The Midwest is the nation’s “breadbasket.” New England has its Patriots. Appalachia loves its bluegrass music. And it never rains in Southern California. We all associate certain things with different regions of the country. Now, it seems, one of those things is mail volume.
Are all mailboxes equal? Not when it comes to advertising mail, which seems to invoke three critical factors normally associated with real estate – location, location, location.
It costs the U.S. Postal Service less to deliver mail to curbside mailboxes or neighborhood cluster boxes than to your door. That’s why there’s been talk of possibly eliminating door-to-door delivery as Canada Post has recently announced. But the move could cut more than costs; it could also cut the effectiveness of ad mail, which provides about $16 billion of revenue annually to the Postal Service.
Most people probably don’t know what a universal service obligation is, much less that the Postal Service is bound by one. But a USO, as it’s commonly called, is essential to ensuring that everyone receives the mail service they need. And the Postal Service’s USO is long overdue for updating and clarification, as you can see in our new white paper, Guiding Principles for a New Universal Service Obligation.

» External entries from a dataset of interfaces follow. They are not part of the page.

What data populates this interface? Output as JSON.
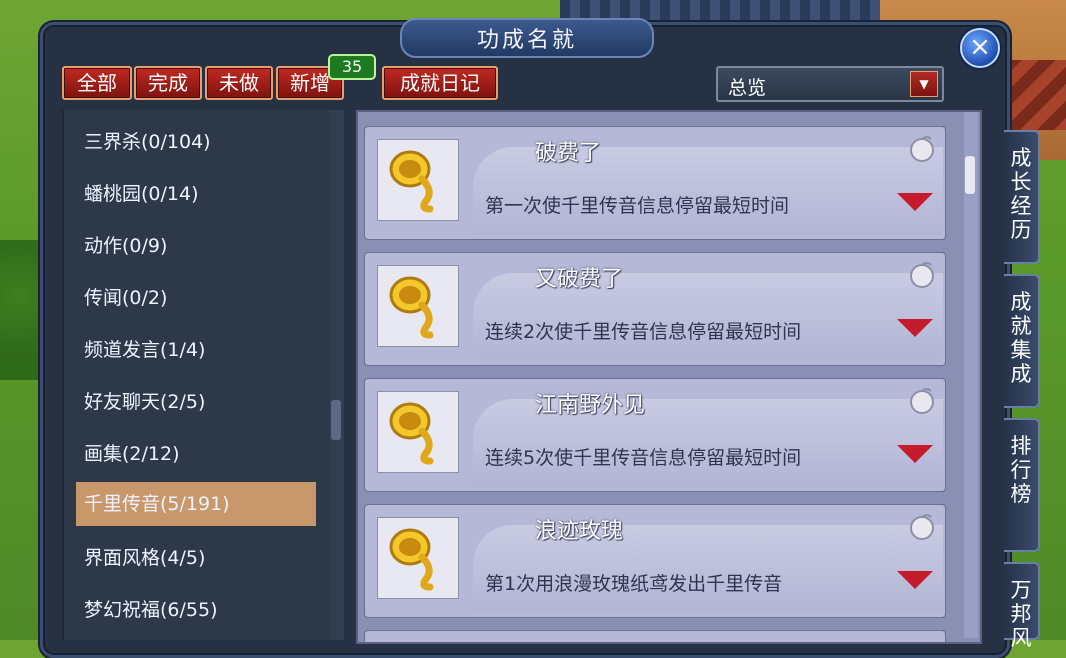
{
  "window": {
    "title": "功成名就",
    "close_icon": "close-icon"
  },
  "filters": {
    "all": "全部",
    "done": "完成",
    "undone": "未做",
    "new": "新增",
    "new_count": "35",
    "diary": "成就日记"
  },
  "dropdown": {
    "value": "总览"
  },
  "categories": [
    {
      "label": "三界杀(0/104)"
    },
    {
      "label": "蟠桃园(0/14)"
    },
    {
      "label": "动作(0/9)"
    },
    {
      "label": "传闻(0/2)"
    },
    {
      "label": "频道发言(1/4)"
    },
    {
      "label": "好友聊天(2/5)"
    },
    {
      "label": "画集(2/12)"
    },
    {
      "label": "千里传音(5/191)",
      "selected": true
    },
    {
      "label": "界面风格(4/5)"
    },
    {
      "label": "梦幻祝福(6/55)"
    }
  ],
  "achievements": [
    {
      "title": "破费了",
      "desc": "第一次使千里传音信息停留最短时间",
      "icon": "horn-icon"
    },
    {
      "title": "又破费了",
      "desc": "连续2次使千里传音信息停留最短时间",
      "icon": "horn-icon"
    },
    {
      "title": "江南野外见",
      "desc": "连续5次使千里传音信息停留最短时间",
      "icon": "horn-icon"
    },
    {
      "title": "浪迹玫瑰",
      "desc": "第1次用浪漫玫瑰纸鸢发出千里传音",
      "icon": "horn-icon"
    }
  ],
  "side_tabs": [
    {
      "label": "成长经历"
    },
    {
      "label": "成就集成"
    },
    {
      "label": "排行榜"
    },
    {
      "label": "万邦风"
    }
  ]
}
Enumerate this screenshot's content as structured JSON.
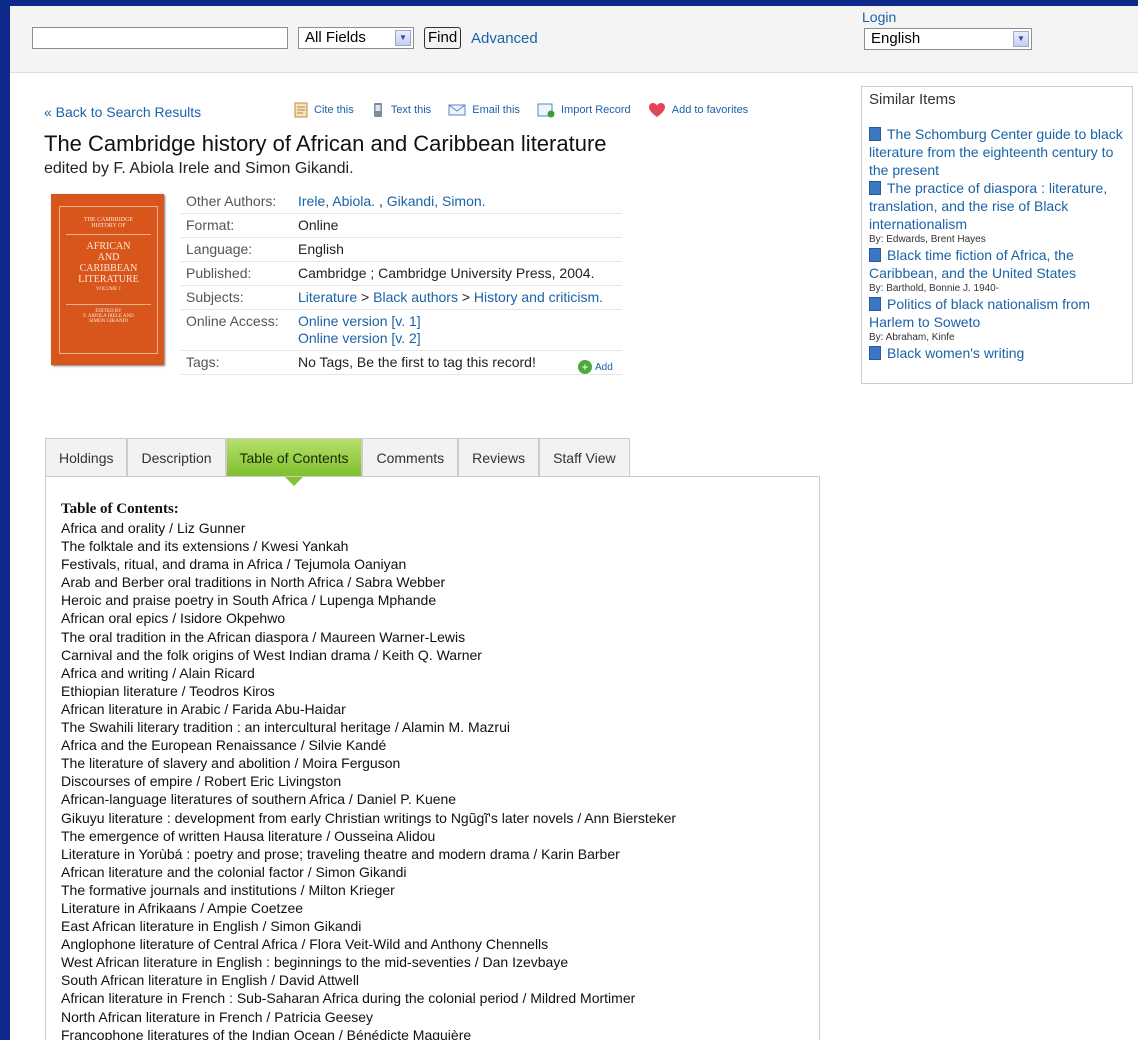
{
  "search": {
    "placeholder": "",
    "field_select": "All Fields",
    "find_label": "Find",
    "advanced_label": "Advanced"
  },
  "header": {
    "login_label": "Login",
    "language_select": "English"
  },
  "record": {
    "back_label": "« Back to Search Results",
    "toolbar": {
      "cite": "Cite this",
      "text": "Text this",
      "email": "Email this",
      "import": "Import Record",
      "favorite": "Add to favorites"
    },
    "title": "The Cambridge history of African and Caribbean literature",
    "subtitle": "edited by F. Abiola Irele and Simon Gikandi.",
    "cover": {
      "line1": "THE CAMBRIDGE",
      "line2": "HISTORY OF",
      "line3": "AFRICAN",
      "line4": "AND",
      "line5": "CARIBBEAN",
      "line6": "LITERATURE",
      "line7": "VOLUME 1",
      "line8": "EDITED BY",
      "line9": "F. ABIOLA IRELE AND",
      "line10": "SIMON GIKANDI"
    },
    "labels": {
      "other_authors": "Other Authors:",
      "format": "Format:",
      "language": "Language:",
      "published": "Published:",
      "subjects": "Subjects:",
      "online_access": "Online Access:",
      "tags": "Tags:"
    },
    "other_authors": [
      "Irele, Abiola.",
      "Gikandi, Simon."
    ],
    "format": "Online",
    "language": "English",
    "published": "Cambridge ; Cambridge University Press, 2004.",
    "subjects": [
      "Literature",
      "Black authors",
      "History and criticism."
    ],
    "online_access": [
      "Online version [v. 1]",
      "Online version [v. 2]"
    ],
    "tags_text": "No Tags, Be the first to tag this record!",
    "add_tag_label": "Add"
  },
  "tabs": [
    "Holdings",
    "Description",
    "Table of Contents",
    "Comments",
    "Reviews",
    "Staff View"
  ],
  "active_tab": "Table of Contents",
  "toc": {
    "heading": "Table of Contents:",
    "items": [
      "Africa and orality / Liz Gunner",
      "The folktale and its extensions / Kwesi Yankah",
      "Festivals, ritual, and drama in Africa / Tejumola Oaniyan",
      "Arab and Berber oral traditions in North Africa / Sabra Webber",
      "Heroic and praise poetry in South Africa / Lupenga Mphande",
      "African oral epics / Isidore Okpehwo",
      "The oral tradition in the African diaspora / Maureen Warner-Lewis",
      "Carnival and the folk origins of West Indian drama / Keith Q. Warner",
      "Africa and writing / Alain Ricard",
      "Ethiopian literature / Teodros Kiros",
      "African literature in Arabic / Farida Abu-Haidar",
      "The Swahili literary tradition : an intercultural heritage / Alamin M. Mazrui",
      "Africa and the European Renaissance / Silvie Kandé",
      "The literature of slavery and abolition / Moira Ferguson",
      "Discourses of empire / Robert Eric Livingston",
      "African-language literatures of southern Africa / Daniel P. Kuene",
      "Gikuyu literature : development from early Christian writings to Ngũgĩ's later novels / Ann Biersteker",
      "The emergence of written Hausa literature / Ousseina Alidou",
      "Literature in Yorùbá : poetry and prose; traveling theatre and modern drama / Karin Barber",
      "African literature and the colonial factor / Simon Gikandi",
      "The formative journals and institutions / Milton Krieger",
      "Literature in Afrikaans / Ampie Coetzee",
      "East African literature in English / Simon Gikandi",
      "Anglophone literature of Central Africa / Flora Veit-Wild and Anthony Chennells",
      "West African literature in English : beginnings to the mid-seventies / Dan Izevbaye",
      "South African literature in English / David Attwell",
      "African literature in French : Sub-Saharan Africa during the colonial period / Mildred Mortimer",
      "North African literature in French / Patricia Geesey",
      "Francophone literatures of the Indian Ocean / Bénédicte Maguière"
    ]
  },
  "similar": {
    "heading": "Similar Items",
    "items": [
      {
        "title": "The Schomburg Center guide to black literature from the eighteenth century to the present",
        "by": ""
      },
      {
        "title": "The practice of diaspora : literature, translation, and the rise of Black internationalism",
        "by": "By: Edwards, Brent Hayes"
      },
      {
        "title": "Black time fiction of Africa, the Caribbean, and the United States",
        "by": "By: Barthold, Bonnie J. 1940-"
      },
      {
        "title": "Politics of black nationalism from Harlem to Soweto",
        "by": "By: Abraham, Kinfe"
      },
      {
        "title": "Black women's writing",
        "by": ""
      }
    ]
  },
  "colors": {
    "link": "#1a62a8",
    "active_tab": "#84c233",
    "page_border": "#0d2a8a"
  }
}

As we celebrate our sixth year of blogging, you might think we’ve covered it all. Surely we’ve hit on every postal topic and angle there is, right? Well apparently not. We have a backlog of issues we want to share and people keep giving us excellent insights and feedback.
Pretty soon, Americans will have no reason to leave their homes. We can order everything online and have it delivered to our doors – even groceries. That’s good news for package delivery companies, if not for Americans’ Vitamin D intake.
What should the postal vehicle of the future look like? The U.S. Postal Service recently put that question to its carriers and vehicle maintenance personnel and is currently reviewing the feedback. It’s an important question because the delivery fleet is aging and the Postal Service needs to quickly replace it. In fact, our recent audit on the topic found the current fleet can only meet delivery needs through fiscal year 2017 – and that assumes no unexpected decrease in vehicle inventory or increase in the number of motorized routes.
The 2013 holiday season turned out to be a particularly eventful one for e-tailers and the shippers that deliver all those packages to your door.
Factors like fewer than average shopping days between Thanksgiving and Christmas and an increasing comfort level with online buying helped push holiday e-commerce up significantly. In fact, demand exceeded expectations and stressed shippers’ capacity, causing some late deliveries of their goods.
Today’s consumers are a demanding bunch – expecting to get what they want precisely when and where they want it.
These changing expectations are putting the pressure on both brick and mortar retailers as well as online retailers. Pressure grows to deliver goods faster, cheaper, and with more flexibility. Now, customers expect free shipping and overnight delivery or, in some cities, same-day delivery.
It seems same-day delivery might not be fast enough for some. Amazon.com is toying with the idea of delivering packages within 30 minutes – via drone.
Imitation is the sincerest form of flattery, they say. Maybe so. It’s just not usually FedEx that is doing the imitating or the flattering. But with its new “simple and predictable” flat rate shipping option, FedEx seems to be trying to look like the U.S. Postal Service in one particular way.
The FedEx One Rate bears more than passing resemblance to the popular Priority Mail Flat Rate, suggesting FedEx is shifting strategy to become more aggressive in the light-weight retail package segment it once largely ceded to the Postal Service.